Would you print the entire listing exactly, leaving nothing out?

Records for processing:
- Opening Delimiter -

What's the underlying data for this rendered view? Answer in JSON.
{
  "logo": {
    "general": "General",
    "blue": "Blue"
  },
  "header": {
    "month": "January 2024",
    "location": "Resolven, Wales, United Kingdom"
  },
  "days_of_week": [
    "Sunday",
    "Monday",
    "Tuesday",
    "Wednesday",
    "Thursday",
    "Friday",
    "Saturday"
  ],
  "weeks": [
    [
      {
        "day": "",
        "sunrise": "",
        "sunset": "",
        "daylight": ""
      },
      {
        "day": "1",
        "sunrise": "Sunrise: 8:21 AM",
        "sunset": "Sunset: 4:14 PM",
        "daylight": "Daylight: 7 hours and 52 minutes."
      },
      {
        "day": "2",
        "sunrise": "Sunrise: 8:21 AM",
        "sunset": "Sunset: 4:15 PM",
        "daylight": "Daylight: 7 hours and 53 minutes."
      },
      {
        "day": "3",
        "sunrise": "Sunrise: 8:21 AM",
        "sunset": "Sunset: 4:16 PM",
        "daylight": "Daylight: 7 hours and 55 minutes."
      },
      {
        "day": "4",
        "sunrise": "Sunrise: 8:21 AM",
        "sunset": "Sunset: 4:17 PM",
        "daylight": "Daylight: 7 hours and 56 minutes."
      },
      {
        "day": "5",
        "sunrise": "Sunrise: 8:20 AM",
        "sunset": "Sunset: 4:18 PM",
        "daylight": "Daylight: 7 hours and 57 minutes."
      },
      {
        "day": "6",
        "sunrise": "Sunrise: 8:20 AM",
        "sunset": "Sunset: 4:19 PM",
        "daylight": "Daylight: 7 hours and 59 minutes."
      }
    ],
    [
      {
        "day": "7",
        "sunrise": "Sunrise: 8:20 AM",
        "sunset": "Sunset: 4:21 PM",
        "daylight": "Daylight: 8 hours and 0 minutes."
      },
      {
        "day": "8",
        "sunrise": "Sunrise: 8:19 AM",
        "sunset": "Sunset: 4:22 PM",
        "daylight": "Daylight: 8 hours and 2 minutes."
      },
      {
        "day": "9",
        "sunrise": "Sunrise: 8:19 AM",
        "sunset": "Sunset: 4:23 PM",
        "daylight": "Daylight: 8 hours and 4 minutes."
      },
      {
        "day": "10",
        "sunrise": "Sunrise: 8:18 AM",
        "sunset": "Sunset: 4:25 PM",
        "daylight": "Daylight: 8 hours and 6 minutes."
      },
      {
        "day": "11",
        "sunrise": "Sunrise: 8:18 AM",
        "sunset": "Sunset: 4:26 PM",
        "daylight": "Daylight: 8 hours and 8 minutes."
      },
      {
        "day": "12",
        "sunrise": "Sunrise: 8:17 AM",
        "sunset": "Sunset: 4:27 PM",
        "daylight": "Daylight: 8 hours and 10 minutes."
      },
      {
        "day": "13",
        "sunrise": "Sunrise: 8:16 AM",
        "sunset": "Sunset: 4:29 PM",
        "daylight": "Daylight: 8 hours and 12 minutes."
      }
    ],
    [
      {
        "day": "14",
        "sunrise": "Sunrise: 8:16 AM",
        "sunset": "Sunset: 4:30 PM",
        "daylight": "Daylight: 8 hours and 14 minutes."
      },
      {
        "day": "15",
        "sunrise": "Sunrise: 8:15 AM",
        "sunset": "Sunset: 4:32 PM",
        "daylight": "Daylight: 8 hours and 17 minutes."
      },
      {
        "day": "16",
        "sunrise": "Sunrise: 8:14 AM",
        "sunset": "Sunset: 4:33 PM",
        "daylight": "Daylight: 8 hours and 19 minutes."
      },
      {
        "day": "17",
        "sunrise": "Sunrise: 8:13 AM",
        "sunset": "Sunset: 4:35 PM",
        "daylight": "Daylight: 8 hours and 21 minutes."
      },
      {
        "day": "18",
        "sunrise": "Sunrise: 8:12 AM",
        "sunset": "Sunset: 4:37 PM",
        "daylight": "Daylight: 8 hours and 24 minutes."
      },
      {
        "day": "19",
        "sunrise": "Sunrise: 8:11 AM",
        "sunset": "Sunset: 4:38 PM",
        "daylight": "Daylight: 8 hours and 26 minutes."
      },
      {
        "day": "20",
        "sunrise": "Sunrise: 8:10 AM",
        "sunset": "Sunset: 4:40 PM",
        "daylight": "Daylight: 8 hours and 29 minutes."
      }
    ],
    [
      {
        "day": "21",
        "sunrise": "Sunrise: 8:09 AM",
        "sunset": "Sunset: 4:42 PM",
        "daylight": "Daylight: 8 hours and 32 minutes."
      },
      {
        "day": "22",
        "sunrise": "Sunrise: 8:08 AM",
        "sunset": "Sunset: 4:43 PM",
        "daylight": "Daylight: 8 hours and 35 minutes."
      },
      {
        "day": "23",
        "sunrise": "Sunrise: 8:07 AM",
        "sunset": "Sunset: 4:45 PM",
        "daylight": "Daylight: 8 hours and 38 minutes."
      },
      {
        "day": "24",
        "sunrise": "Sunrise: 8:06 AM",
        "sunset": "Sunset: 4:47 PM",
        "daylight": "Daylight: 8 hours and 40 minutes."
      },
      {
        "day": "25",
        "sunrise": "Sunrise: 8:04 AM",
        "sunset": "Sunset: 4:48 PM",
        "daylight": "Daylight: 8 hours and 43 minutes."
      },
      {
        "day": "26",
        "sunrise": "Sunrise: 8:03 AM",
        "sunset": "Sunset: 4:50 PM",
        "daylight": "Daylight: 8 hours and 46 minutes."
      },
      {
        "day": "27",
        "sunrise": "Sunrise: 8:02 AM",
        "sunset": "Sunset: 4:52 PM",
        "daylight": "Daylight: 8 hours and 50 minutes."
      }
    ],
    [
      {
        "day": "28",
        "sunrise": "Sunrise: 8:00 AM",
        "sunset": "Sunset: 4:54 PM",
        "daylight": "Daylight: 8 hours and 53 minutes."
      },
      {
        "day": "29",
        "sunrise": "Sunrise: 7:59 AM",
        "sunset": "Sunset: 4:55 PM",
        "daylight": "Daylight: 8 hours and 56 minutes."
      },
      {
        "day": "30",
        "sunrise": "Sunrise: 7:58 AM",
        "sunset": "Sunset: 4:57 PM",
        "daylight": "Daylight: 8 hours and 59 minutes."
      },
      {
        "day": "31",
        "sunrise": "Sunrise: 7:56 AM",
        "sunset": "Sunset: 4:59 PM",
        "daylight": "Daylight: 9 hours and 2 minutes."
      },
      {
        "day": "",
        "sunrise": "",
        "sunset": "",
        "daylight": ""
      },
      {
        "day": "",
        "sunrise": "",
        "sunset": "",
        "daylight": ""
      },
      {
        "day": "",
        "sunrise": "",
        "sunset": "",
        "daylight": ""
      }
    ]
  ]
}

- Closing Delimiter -

Exercise response:
What's the underlying data for this rendered view? Answer in JSON.
{
  "logo": {
    "general": "General",
    "blue": "Blue"
  },
  "header": {
    "month": "January 2024",
    "location": "Resolven, Wales, United Kingdom"
  },
  "days_of_week": [
    "Sunday",
    "Monday",
    "Tuesday",
    "Wednesday",
    "Thursday",
    "Friday",
    "Saturday"
  ],
  "weeks": [
    [
      {
        "day": "",
        "sunrise": "",
        "sunset": "",
        "daylight": ""
      },
      {
        "day": "1",
        "sunrise": "Sunrise: 8:21 AM",
        "sunset": "Sunset: 4:14 PM",
        "daylight": "Daylight: 7 hours and 52 minutes."
      },
      {
        "day": "2",
        "sunrise": "Sunrise: 8:21 AM",
        "sunset": "Sunset: 4:15 PM",
        "daylight": "Daylight: 7 hours and 53 minutes."
      },
      {
        "day": "3",
        "sunrise": "Sunrise: 8:21 AM",
        "sunset": "Sunset: 4:16 PM",
        "daylight": "Daylight: 7 hours and 55 minutes."
      },
      {
        "day": "4",
        "sunrise": "Sunrise: 8:21 AM",
        "sunset": "Sunset: 4:17 PM",
        "daylight": "Daylight: 7 hours and 56 minutes."
      },
      {
        "day": "5",
        "sunrise": "Sunrise: 8:20 AM",
        "sunset": "Sunset: 4:18 PM",
        "daylight": "Daylight: 7 hours and 57 minutes."
      },
      {
        "day": "6",
        "sunrise": "Sunrise: 8:20 AM",
        "sunset": "Sunset: 4:19 PM",
        "daylight": "Daylight: 7 hours and 59 minutes."
      }
    ],
    [
      {
        "day": "7",
        "sunrise": "Sunrise: 8:20 AM",
        "sunset": "Sunset: 4:21 PM",
        "daylight": "Daylight: 8 hours and 0 minutes."
      },
      {
        "day": "8",
        "sunrise": "Sunrise: 8:19 AM",
        "sunset": "Sunset: 4:22 PM",
        "daylight": "Daylight: 8 hours and 2 minutes."
      },
      {
        "day": "9",
        "sunrise": "Sunrise: 8:19 AM",
        "sunset": "Sunset: 4:23 PM",
        "daylight": "Daylight: 8 hours and 4 minutes."
      },
      {
        "day": "10",
        "sunrise": "Sunrise: 8:18 AM",
        "sunset": "Sunset: 4:25 PM",
        "daylight": "Daylight: 8 hours and 6 minutes."
      },
      {
        "day": "11",
        "sunrise": "Sunrise: 8:18 AM",
        "sunset": "Sunset: 4:26 PM",
        "daylight": "Daylight: 8 hours and 8 minutes."
      },
      {
        "day": "12",
        "sunrise": "Sunrise: 8:17 AM",
        "sunset": "Sunset: 4:27 PM",
        "daylight": "Daylight: 8 hours and 10 minutes."
      },
      {
        "day": "13",
        "sunrise": "Sunrise: 8:16 AM",
        "sunset": "Sunset: 4:29 PM",
        "daylight": "Daylight: 8 hours and 12 minutes."
      }
    ],
    [
      {
        "day": "14",
        "sunrise": "Sunrise: 8:16 AM",
        "sunset": "Sunset: 4:30 PM",
        "daylight": "Daylight: 8 hours and 14 minutes."
      },
      {
        "day": "15",
        "sunrise": "Sunrise: 8:15 AM",
        "sunset": "Sunset: 4:32 PM",
        "daylight": "Daylight: 8 hours and 17 minutes."
      },
      {
        "day": "16",
        "sunrise": "Sunrise: 8:14 AM",
        "sunset": "Sunset: 4:33 PM",
        "daylight": "Daylight: 8 hours and 19 minutes."
      },
      {
        "day": "17",
        "sunrise": "Sunrise: 8:13 AM",
        "sunset": "Sunset: 4:35 PM",
        "daylight": "Daylight: 8 hours and 21 minutes."
      },
      {
        "day": "18",
        "sunrise": "Sunrise: 8:12 AM",
        "sunset": "Sunset: 4:37 PM",
        "daylight": "Daylight: 8 hours and 24 minutes."
      },
      {
        "day": "19",
        "sunrise": "Sunrise: 8:11 AM",
        "sunset": "Sunset: 4:38 PM",
        "daylight": "Daylight: 8 hours and 26 minutes."
      },
      {
        "day": "20",
        "sunrise": "Sunrise: 8:10 AM",
        "sunset": "Sunset: 4:40 PM",
        "daylight": "Daylight: 8 hours and 29 minutes."
      }
    ],
    [
      {
        "day": "21",
        "sunrise": "Sunrise: 8:09 AM",
        "sunset": "Sunset: 4:42 PM",
        "daylight": "Daylight: 8 hours and 32 minutes."
      },
      {
        "day": "22",
        "sunrise": "Sunrise: 8:08 AM",
        "sunset": "Sunset: 4:43 PM",
        "daylight": "Daylight: 8 hours and 35 minutes."
      },
      {
        "day": "23",
        "sunrise": "Sunrise: 8:07 AM",
        "sunset": "Sunset: 4:45 PM",
        "daylight": "Daylight: 8 hours and 38 minutes."
      },
      {
        "day": "24",
        "sunrise": "Sunrise: 8:06 AM",
        "sunset": "Sunset: 4:47 PM",
        "daylight": "Daylight: 8 hours and 40 minutes."
      },
      {
        "day": "25",
        "sunrise": "Sunrise: 8:04 AM",
        "sunset": "Sunset: 4:48 PM",
        "daylight": "Daylight: 8 hours and 43 minutes."
      },
      {
        "day": "26",
        "sunrise": "Sunrise: 8:03 AM",
        "sunset": "Sunset: 4:50 PM",
        "daylight": "Daylight: 8 hours and 46 minutes."
      },
      {
        "day": "27",
        "sunrise": "Sunrise: 8:02 AM",
        "sunset": "Sunset: 4:52 PM",
        "daylight": "Daylight: 8 hours and 50 minutes."
      }
    ],
    [
      {
        "day": "28",
        "sunrise": "Sunrise: 8:00 AM",
        "sunset": "Sunset: 4:54 PM",
        "daylight": "Daylight: 8 hours and 53 minutes."
      },
      {
        "day": "29",
        "sunrise": "Sunrise: 7:59 AM",
        "sunset": "Sunset: 4:55 PM",
        "daylight": "Daylight: 8 hours and 56 minutes."
      },
      {
        "day": "30",
        "sunrise": "Sunrise: 7:58 AM",
        "sunset": "Sunset: 4:57 PM",
        "daylight": "Daylight: 8 hours and 59 minutes."
      },
      {
        "day": "31",
        "sunrise": "Sunrise: 7:56 AM",
        "sunset": "Sunset: 4:59 PM",
        "daylight": "Daylight: 9 hours and 2 minutes."
      },
      {
        "day": "",
        "sunrise": "",
        "sunset": "",
        "daylight": ""
      },
      {
        "day": "",
        "sunrise": "",
        "sunset": "",
        "daylight": ""
      },
      {
        "day": "",
        "sunrise": "",
        "sunset": "",
        "daylight": ""
      }
    ]
  ]
}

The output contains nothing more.